Leaders of the European Union meet in Brussels on Thursday to agree on a deal to offer Turkey the following day that would secure Ankara’s commitment to a scheme intended to halt migrant flows to the Greek islands.
A year into a crisis in which more than a million people have arrived in chaotic misery, many of them Syrian war refugees and most of whom come from Turkey via Greece to Germany via dangerous sea crossings and long treks, hopes have risen around the summit table that they may have found a way to at least slow the movement.
But leaders acknowledge there is no silver bullet and face many obstacles over the next two days, from howls of outrage that they plan mass expulsions of vulnerable people to a country with a patchy and worsening human rights record, to a lingering feud between Ankara and small but vocal EU member Cyprus.
“Work is progressing but there is still a lot to do,” European Council President Donald Tusk wrote to leaders inviting them to the summit he will chair. After discussing the economy, the 28 EU national leaders will discuss the migration issue over dinner, starting around 8 p.m. (1900 GMT).
A breakfast is set for Friday with Turkish Prime Minister Ahmet Davutoglu, where Tusk hopes to finalise a deal which the Turkish premier first sprang on the EU, with backing from German Chancellor Angela Merkel, at a special summit 10 days ago.
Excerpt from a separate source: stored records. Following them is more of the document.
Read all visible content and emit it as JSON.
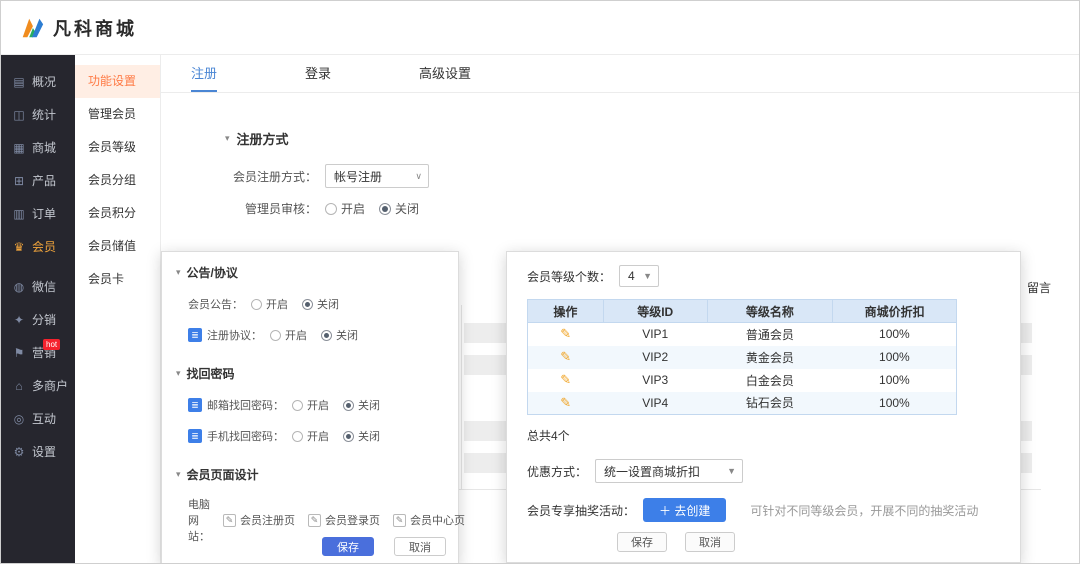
{
  "header": {
    "brand": "凡科商城"
  },
  "icons": {
    "collapse": "▾",
    "chevron_thin": "∨",
    "chevron_solid": "▼",
    "edit": "✎",
    "feature_lines": "≣"
  },
  "sidebar": {
    "items": [
      {
        "label": "概况",
        "glyph": "▤"
      },
      {
        "label": "统计",
        "glyph": "◫"
      },
      {
        "label": "商城",
        "glyph": "▦"
      },
      {
        "label": "产品",
        "glyph": "⊞"
      },
      {
        "label": "订单",
        "glyph": "▥"
      },
      {
        "label": "会员",
        "glyph": "♛",
        "active": true
      },
      {
        "label": "微信",
        "glyph": "◍"
      },
      {
        "label": "分销",
        "glyph": "✦"
      },
      {
        "label": "营销",
        "glyph": "⚑",
        "badge": "hot"
      },
      {
        "label": "多商户",
        "glyph": "⌂"
      },
      {
        "label": "互动",
        "glyph": "◎"
      },
      {
        "label": "设置",
        "glyph": "⚙"
      }
    ]
  },
  "submenu": {
    "items": [
      {
        "label": "功能设置",
        "active": true
      },
      {
        "label": "管理会员"
      },
      {
        "label": "会员等级"
      },
      {
        "label": "会员分组"
      },
      {
        "label": "会员积分"
      },
      {
        "label": "会员储值"
      },
      {
        "label": "会员卡"
      }
    ]
  },
  "tabs": [
    {
      "label": "注册",
      "active": true
    },
    {
      "label": "登录"
    },
    {
      "label": "高级设置"
    }
  ],
  "register": {
    "section_title": "注册方式",
    "reg_type_label": "会员注册方式：",
    "reg_type_value": "帐号注册",
    "admin_audit_label": "管理员审核：",
    "radio_on": "开启",
    "radio_off": "关闭",
    "selected": "关闭"
  },
  "left_panel": {
    "section1_title": "公告/协议",
    "row_notice_label": "会员公告：",
    "row_agreement_label": "注册协议：",
    "section2_title": "找回密码",
    "row_email_label": "邮箱找回密码：",
    "row_phone_label": "手机找回密码：",
    "section3_title": "会员页面设计",
    "pc_site_label": "电脑网站：",
    "design_links": [
      {
        "label": "会员注册页"
      },
      {
        "label": "会员登录页"
      },
      {
        "label": "会员中心页"
      }
    ],
    "radio_on": "开启",
    "radio_off": "关闭",
    "selected": "关闭",
    "save_label": "保存",
    "cancel_label": "取消"
  },
  "right_panel": {
    "level_count_label": "会员等级个数：",
    "level_count_value": "4",
    "table": {
      "headers": [
        "操作",
        "等级ID",
        "等级名称",
        "商城价折扣"
      ],
      "rows": [
        {
          "id": "VIP1",
          "name": "普通会员",
          "discount": "100%"
        },
        {
          "id": "VIP2",
          "name": "黄金会员",
          "discount": "100%"
        },
        {
          "id": "VIP3",
          "name": "白金会员",
          "discount": "100%"
        },
        {
          "id": "VIP4",
          "name": "钻石会员",
          "discount": "100%"
        }
      ]
    },
    "total_text": "总共4个",
    "discount_label": "优惠方式：",
    "discount_value": "统一设置商城折扣",
    "lottery_label": "会员专享抽奖活动：",
    "create_button": "＋ 去创建",
    "lottery_hint": "可针对不同等级会员，开展不同的抽奖活动",
    "save_label": "保存",
    "cancel_label": "取消"
  },
  "background": {
    "partial_text": "留言"
  },
  "colors": {
    "sidebar_bg": "#26262e",
    "accent_orange": "#f0a43c",
    "active_menu_orange": "#ff7a45",
    "active_menu_bg": "#ffeee4",
    "tab_blue": "#4a86d4",
    "table_header_bg": "#d9e7f7",
    "save_button_blue": "#4a6fdc",
    "create_button_blue": "#3d7fe8",
    "hot_badge_red": "#f5222d"
  }
}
Under the deal, which was set out in fuller fashion by Tusk in a draft for EU leaders on Wednesday, Turkey will, in addition to a previous agreement to try and prevent the smuggling of migrants via rafts, take back all those, including Syrian refugees, who do make it to Greek islands off Turkey’s coast.
The draft, which was seen by Reuters, says the plan is “to break the business model of the smugglers and to offer migrants an alternative to putting their lives at risk”. It stresses the plan is “a temporary and extraordinary measure which is necessary to end the human suffering and restore public order”.
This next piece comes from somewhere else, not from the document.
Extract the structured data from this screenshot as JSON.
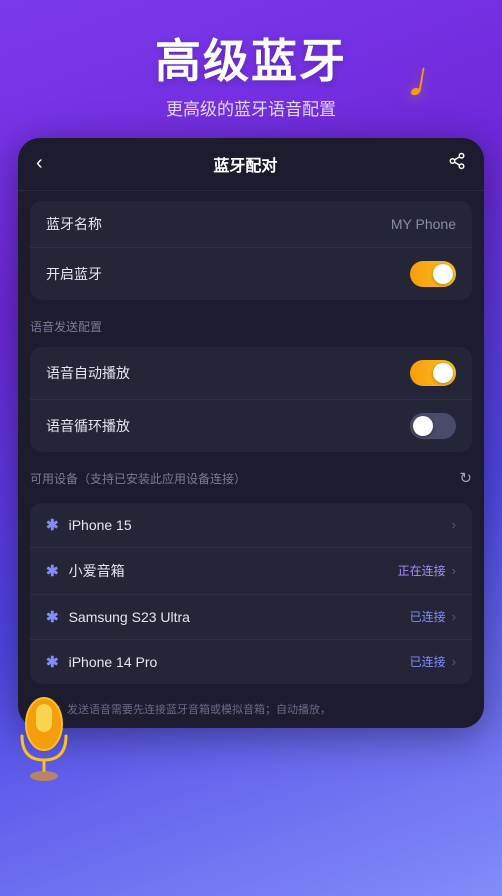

Potentially the most explosive topic, which diplomats say risks derailing the whole deal, will be how Davutoglu responds to a vague offer to open new “chapters” of Turkey’s snail-like negotiations to join the EU at some distant future date.